On a bright green background is traced the silhouette of a turtle in black and red viewed from the top and framed within four points of aim.

Turtle (Tortue). By Frank Polson, 2017. Frank Polson is painting animals which are symbols of Algonquin spirituality. For many Indigenous First Nations, the turtle symbolizes the nourishing Earth, responsible for creating the world.

The Algonquins, the first inhabitants of the territory, were completely at home in the forest. To find their way, they used the stars, the positioning of the trees and even the position of the moss at the base of the trees. The forest was the source of their food and lodging and was also an intricate part of their spirituality.

Picture of a stone pipe bowl. We can see the drawing of two anthropomorphic figures.

Pipe bowl with an anthropomorphic figure.

Their view of nature was deep-rooted in spirituality. Creation and human-beings, being a part of the creation are of divine origins and deserve to be treated with respect. Nature is the mother, a nurturer, she is as much a part of human-beings as human-beings, animals and plants are a part of her. The turtle is the representation of the universe, upholding the world and humanity. It is a sacred animal, present in the stories about the creation of the world, symbolizing mother-earth, also designated as the Great Turtle.

Coloured picture of a handcrafted dream catcher.

A dream catcher, Indigenous handcraft (1995).

Their vision of the world is composed of an aspect that is visible and one that is invisible. Also, spirits were an integrated part of their daily lives. Animals and objects have a soul. To preserve world order and ensure successful hunting, it was important to show respect towards nature. It was considered that the animals killed to provide nourishment for humans chose to offer themselves to those who were worthy. It was important to preserve this relationship by thanking the animals for their sacrifice and treating the remains with respect. For example, when a hunter kills a bear, he eats the heart to draw in the strength and intelligence of the animal. The bear’s fat had several uses: as medicine, as mosquito repellent, to protect the skin and also for a person to carry the strength of this great animal with them.

Interview with Roger Wylde

Roger Wylde is an accomplished artist from Pikogan, known for his visual art, traditional Abitibiwinni art, as well as his involvement in theatre and film. In this video, he’s speaking about the pow-wow, a traditional gathering of a social and spiritual nature, and of its significance today.
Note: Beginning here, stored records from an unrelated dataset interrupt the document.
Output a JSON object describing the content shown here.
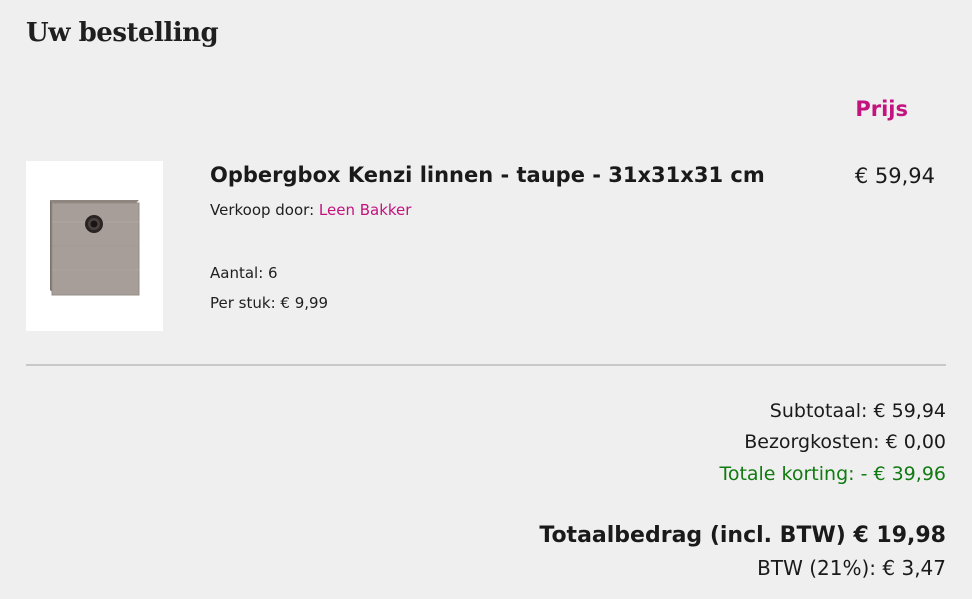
{
  "order": {
    "title": "Uw bestelling",
    "price_header": "Prijs"
  },
  "product": {
    "name": "Opbergbox Kenzi linnen - taupe - 31x31x31 cm",
    "price": "€ 59,94",
    "seller_label": "Verkoop door:",
    "seller_name": "Leen Bakker",
    "quantity": "Aantal: 6",
    "unit_price": "Per stuk: € 9,99",
    "image_icon": "storage-box-icon"
  },
  "summary": {
    "subtotal": "Subtotaal: € 59,94",
    "shipping": "Bezorgkosten: € 0,00",
    "discount": "Totale korting: - € 39,96",
    "grand_total": "Totaalbedrag (incl. BTW) € 19,98",
    "vat": "BTW (21%): € 3,47"
  },
  "colors": {
    "accent": "#c4127e",
    "discount": "#117a11",
    "background": "#efefef"
  }
}
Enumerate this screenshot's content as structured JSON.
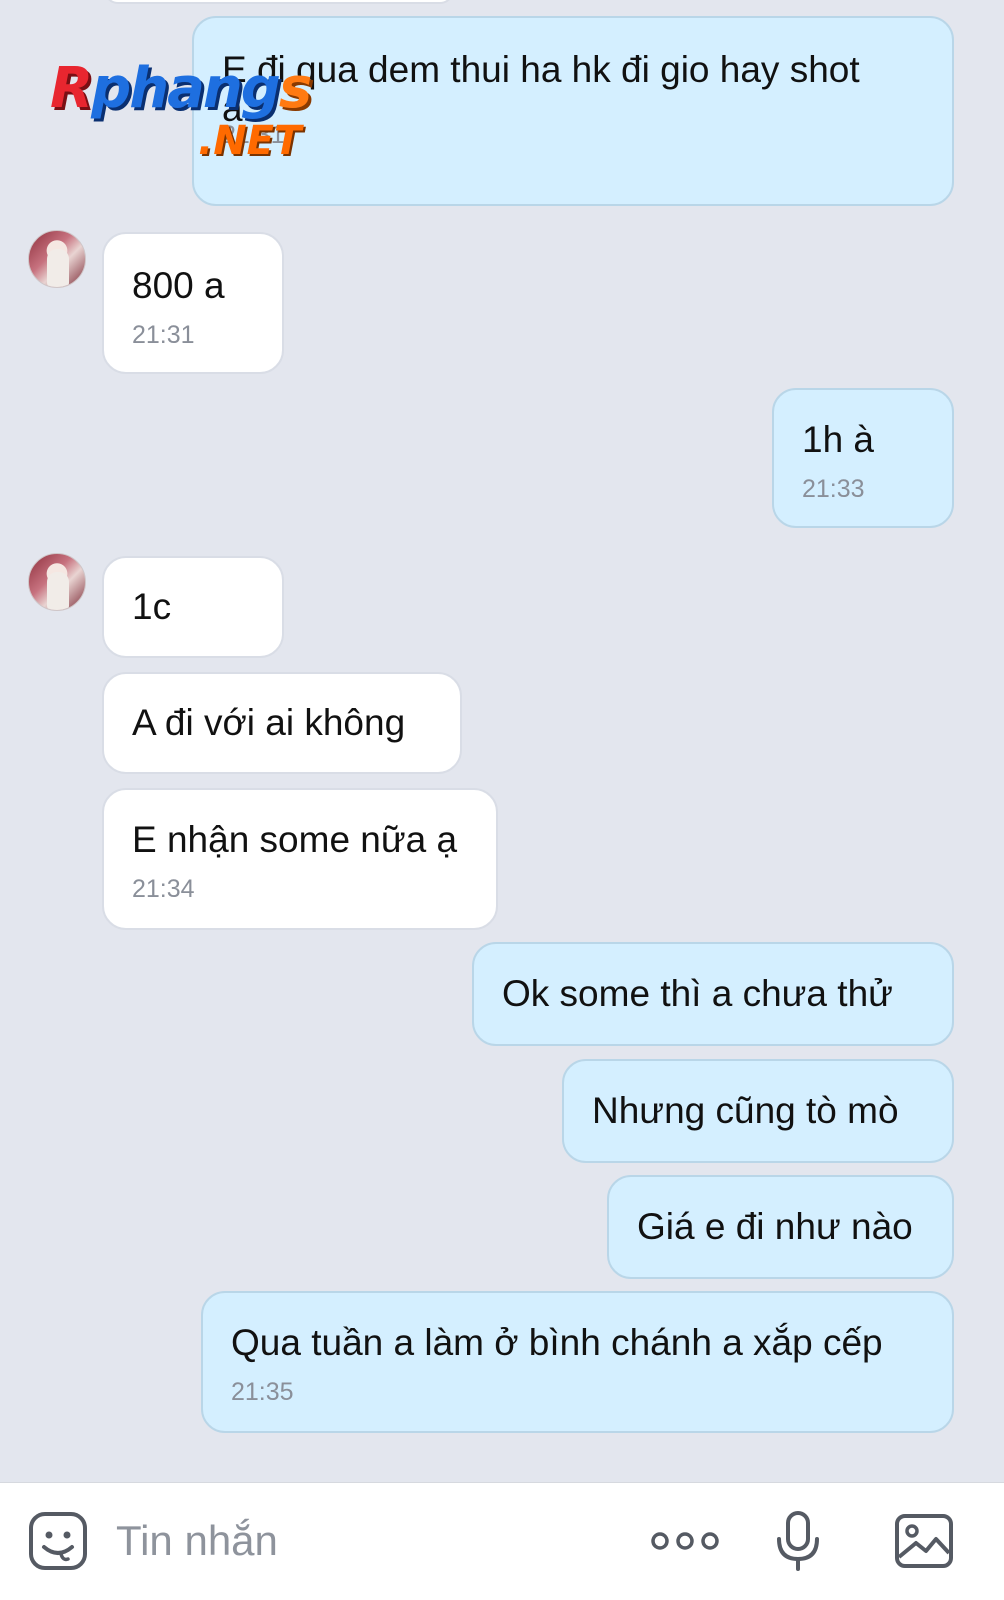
{
  "watermark": {
    "text": "Rphangs",
    "suffix": ".NET"
  },
  "messages": [
    {
      "side": "me",
      "text": "E đi qua dem thui ha hk đi gio hay shot",
      "text_wrap": "a",
      "time": "21:31"
    },
    {
      "side": "them",
      "text": "800 a",
      "time": "21:31"
    },
    {
      "side": "me",
      "text": "1h à",
      "time": "21:33"
    },
    {
      "side": "them",
      "text": "1c",
      "time": ""
    },
    {
      "side": "them",
      "text": "A đi với ai không",
      "time": ""
    },
    {
      "side": "them",
      "text": "E nhận some nữa ạ",
      "time": "21:34"
    },
    {
      "side": "me",
      "text": "Ok some thì a chưa thử",
      "time": ""
    },
    {
      "side": "me",
      "text": "Nhưng cũng tò mò",
      "time": ""
    },
    {
      "side": "me",
      "text": "Giá e đi như nào",
      "time": ""
    },
    {
      "side": "me",
      "text": "Qua tuần a làm ở bình chánh a xắp cếp",
      "time": "21:35"
    }
  ],
  "input": {
    "placeholder": "Tin nhắn"
  },
  "icons": {
    "sticker": "sticker-smile-icon",
    "more": "more-options-icon",
    "mic": "microphone-icon",
    "image": "image-gallery-icon"
  },
  "colors": {
    "background": "#e3e6ee",
    "sent_bubble": "#d4efff",
    "received_bubble": "#ffffff",
    "timestamp": "#8a8f99"
  }
}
Pow-wow has become festivals open to everyone and allows Aboriginals to carry on and share cultural heritage.

Click here to view the video with an English transcript.